For the string "screenshot", find every matching line in the records and copy it.
== Records supplied ==
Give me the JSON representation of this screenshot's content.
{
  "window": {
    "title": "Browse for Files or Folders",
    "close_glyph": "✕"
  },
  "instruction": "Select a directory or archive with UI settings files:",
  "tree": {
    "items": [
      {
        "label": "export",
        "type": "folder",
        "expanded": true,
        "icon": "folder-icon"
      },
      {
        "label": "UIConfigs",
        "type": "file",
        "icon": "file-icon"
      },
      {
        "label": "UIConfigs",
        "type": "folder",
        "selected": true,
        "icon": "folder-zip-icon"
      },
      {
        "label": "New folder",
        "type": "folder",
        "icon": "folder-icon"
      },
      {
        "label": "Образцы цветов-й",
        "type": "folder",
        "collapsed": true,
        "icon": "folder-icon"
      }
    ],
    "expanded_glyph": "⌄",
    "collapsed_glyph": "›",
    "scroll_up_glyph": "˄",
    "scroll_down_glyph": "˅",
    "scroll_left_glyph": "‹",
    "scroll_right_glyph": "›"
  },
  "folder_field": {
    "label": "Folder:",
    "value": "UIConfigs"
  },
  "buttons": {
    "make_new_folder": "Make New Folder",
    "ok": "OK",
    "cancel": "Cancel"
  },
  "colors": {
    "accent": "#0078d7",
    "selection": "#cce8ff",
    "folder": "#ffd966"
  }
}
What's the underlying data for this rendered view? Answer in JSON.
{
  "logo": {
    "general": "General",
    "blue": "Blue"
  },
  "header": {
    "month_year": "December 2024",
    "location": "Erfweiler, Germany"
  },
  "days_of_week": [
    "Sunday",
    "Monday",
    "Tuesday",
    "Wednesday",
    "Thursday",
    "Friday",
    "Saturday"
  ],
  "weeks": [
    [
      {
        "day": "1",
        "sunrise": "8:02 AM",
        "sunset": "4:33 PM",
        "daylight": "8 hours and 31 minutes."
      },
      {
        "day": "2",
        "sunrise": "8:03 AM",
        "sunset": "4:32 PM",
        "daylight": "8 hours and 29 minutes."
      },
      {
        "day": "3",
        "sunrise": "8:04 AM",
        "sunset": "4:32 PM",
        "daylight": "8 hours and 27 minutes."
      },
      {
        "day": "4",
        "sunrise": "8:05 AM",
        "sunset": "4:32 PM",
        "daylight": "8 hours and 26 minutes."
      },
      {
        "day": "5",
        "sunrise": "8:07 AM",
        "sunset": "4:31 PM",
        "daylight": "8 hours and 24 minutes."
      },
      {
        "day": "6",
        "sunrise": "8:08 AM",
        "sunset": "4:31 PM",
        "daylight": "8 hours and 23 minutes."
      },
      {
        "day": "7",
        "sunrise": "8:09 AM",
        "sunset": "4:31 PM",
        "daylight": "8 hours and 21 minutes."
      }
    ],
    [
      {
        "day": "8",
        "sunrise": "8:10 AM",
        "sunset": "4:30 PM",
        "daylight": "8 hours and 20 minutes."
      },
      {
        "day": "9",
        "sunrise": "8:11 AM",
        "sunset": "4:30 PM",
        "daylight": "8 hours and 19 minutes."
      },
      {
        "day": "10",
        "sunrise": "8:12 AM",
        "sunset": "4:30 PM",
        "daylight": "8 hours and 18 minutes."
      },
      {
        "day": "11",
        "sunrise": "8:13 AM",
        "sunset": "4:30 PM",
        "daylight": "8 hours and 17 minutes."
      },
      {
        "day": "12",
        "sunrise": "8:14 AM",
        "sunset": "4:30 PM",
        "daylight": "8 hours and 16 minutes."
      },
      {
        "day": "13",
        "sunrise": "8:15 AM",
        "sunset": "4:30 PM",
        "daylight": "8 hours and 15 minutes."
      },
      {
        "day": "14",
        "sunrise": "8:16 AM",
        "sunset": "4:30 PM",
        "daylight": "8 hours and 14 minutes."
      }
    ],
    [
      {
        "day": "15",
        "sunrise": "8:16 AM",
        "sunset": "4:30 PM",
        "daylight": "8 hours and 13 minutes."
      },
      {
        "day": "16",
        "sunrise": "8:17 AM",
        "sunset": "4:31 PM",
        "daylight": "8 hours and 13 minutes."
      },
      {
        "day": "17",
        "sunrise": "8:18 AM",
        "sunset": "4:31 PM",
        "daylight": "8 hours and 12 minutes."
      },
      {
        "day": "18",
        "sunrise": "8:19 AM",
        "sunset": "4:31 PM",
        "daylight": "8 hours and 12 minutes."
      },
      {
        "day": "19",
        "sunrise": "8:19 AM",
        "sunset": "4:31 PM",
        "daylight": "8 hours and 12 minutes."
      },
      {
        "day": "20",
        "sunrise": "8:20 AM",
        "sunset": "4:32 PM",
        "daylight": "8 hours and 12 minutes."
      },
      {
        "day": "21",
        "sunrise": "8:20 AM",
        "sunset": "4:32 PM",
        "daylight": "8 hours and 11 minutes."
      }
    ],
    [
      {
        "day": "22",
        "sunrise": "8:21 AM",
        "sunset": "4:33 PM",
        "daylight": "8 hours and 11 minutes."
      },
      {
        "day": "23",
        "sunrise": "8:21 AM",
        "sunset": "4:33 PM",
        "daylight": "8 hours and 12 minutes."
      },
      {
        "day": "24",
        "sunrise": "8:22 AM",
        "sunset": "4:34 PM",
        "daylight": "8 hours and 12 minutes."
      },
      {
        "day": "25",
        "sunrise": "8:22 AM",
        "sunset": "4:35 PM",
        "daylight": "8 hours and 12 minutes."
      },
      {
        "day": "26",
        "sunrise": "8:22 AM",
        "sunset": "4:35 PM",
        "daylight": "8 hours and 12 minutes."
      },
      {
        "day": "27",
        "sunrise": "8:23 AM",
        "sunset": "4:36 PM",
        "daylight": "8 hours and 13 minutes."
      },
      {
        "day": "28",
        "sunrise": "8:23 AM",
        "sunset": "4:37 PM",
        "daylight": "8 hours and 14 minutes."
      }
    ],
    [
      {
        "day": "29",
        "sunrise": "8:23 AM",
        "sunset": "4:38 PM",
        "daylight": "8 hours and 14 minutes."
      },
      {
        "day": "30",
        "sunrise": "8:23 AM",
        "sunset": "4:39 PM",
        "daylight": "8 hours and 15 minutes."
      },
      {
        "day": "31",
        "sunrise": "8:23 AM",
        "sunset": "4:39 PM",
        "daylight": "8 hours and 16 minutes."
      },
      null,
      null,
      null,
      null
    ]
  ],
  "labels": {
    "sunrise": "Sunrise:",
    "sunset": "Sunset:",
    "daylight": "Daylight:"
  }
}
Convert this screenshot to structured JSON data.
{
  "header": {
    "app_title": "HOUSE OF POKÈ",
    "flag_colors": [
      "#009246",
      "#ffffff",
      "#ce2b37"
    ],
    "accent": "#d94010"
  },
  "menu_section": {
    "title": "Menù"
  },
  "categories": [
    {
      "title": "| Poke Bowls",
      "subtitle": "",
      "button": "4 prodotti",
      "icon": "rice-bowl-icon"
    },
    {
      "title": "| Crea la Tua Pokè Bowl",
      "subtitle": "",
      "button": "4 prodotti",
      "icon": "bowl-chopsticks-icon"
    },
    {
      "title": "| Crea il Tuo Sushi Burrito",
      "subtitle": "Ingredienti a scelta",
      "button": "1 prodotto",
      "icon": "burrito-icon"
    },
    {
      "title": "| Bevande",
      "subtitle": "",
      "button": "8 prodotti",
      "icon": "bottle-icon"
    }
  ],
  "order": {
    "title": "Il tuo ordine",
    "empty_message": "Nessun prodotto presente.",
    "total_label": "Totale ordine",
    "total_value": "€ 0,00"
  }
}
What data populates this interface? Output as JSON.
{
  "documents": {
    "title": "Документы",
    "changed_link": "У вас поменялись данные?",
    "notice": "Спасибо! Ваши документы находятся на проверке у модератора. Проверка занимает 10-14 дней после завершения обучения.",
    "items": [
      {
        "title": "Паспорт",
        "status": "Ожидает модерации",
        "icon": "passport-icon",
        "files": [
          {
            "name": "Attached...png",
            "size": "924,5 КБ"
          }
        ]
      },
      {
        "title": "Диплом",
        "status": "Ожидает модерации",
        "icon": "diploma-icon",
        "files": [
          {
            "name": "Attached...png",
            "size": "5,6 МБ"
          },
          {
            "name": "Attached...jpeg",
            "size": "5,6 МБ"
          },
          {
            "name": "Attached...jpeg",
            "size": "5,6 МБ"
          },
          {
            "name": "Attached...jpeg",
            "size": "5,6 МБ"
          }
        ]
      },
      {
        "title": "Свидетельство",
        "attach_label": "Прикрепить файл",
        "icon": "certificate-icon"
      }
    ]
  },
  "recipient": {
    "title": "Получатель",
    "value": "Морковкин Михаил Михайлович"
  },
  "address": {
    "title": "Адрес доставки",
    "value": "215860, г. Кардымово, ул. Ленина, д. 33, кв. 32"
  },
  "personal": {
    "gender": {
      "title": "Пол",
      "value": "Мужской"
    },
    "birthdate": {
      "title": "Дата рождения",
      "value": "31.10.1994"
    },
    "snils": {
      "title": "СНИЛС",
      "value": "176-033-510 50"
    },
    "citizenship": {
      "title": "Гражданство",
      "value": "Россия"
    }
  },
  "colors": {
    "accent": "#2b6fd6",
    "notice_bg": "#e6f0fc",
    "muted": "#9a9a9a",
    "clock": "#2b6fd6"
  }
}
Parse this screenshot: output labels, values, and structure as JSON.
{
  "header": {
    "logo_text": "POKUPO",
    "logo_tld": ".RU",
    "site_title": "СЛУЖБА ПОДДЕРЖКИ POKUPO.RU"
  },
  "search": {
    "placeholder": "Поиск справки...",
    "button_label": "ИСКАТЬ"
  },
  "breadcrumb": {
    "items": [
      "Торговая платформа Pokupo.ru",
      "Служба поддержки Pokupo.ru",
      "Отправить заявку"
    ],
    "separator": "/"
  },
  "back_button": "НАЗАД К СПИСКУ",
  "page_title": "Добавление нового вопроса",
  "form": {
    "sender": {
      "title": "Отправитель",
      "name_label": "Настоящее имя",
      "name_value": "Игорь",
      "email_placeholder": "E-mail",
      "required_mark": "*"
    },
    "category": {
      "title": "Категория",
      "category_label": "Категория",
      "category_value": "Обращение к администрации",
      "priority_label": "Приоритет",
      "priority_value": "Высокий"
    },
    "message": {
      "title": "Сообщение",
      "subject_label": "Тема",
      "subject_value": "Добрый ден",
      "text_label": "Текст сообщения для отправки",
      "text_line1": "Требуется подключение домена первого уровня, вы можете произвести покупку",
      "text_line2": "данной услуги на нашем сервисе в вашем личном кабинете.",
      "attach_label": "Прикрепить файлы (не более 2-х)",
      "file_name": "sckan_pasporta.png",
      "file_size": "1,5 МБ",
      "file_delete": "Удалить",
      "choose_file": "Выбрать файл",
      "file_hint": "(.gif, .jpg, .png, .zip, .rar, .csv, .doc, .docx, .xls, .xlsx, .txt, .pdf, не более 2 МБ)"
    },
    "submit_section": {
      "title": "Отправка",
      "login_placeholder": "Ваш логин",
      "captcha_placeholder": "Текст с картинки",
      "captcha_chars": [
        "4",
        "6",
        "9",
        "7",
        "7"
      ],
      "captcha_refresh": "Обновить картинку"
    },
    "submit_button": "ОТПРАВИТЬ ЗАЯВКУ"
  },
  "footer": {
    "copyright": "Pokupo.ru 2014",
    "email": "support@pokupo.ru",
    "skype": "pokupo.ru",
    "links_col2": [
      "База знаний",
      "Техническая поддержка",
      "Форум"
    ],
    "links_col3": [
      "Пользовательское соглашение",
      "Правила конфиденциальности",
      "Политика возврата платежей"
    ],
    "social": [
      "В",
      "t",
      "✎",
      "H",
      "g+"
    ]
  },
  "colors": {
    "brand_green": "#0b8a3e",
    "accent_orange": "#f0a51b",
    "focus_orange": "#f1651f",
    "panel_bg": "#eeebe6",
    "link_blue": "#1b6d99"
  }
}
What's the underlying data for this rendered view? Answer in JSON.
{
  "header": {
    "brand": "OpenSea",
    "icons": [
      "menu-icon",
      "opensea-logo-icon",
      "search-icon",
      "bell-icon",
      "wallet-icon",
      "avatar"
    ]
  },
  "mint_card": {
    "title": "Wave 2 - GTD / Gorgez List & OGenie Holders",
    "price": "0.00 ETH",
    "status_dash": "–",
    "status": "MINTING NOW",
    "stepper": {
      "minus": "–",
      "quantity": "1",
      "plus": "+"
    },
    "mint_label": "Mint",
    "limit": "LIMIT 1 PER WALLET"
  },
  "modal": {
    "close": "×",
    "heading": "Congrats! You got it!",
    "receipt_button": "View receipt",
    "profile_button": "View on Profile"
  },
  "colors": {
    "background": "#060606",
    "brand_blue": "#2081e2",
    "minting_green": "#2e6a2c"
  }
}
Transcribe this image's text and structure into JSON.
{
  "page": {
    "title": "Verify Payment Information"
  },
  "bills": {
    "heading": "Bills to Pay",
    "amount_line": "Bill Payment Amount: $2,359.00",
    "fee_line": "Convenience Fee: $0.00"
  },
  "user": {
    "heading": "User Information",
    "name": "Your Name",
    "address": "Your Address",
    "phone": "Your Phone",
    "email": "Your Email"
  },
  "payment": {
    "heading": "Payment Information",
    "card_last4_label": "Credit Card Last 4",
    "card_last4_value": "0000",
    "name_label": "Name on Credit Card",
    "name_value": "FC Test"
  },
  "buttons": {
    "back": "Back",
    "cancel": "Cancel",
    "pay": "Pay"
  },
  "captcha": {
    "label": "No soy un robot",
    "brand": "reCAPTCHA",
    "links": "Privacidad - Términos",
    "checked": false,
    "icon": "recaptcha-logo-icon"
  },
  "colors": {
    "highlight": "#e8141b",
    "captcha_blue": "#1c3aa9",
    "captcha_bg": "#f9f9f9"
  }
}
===
*Solution for this task*:
Give me the JSON representation of this screenshot's content.
Convert this screenshot to structured JSON data.
Parse this screenshot: output labels, values, and structure as JSON.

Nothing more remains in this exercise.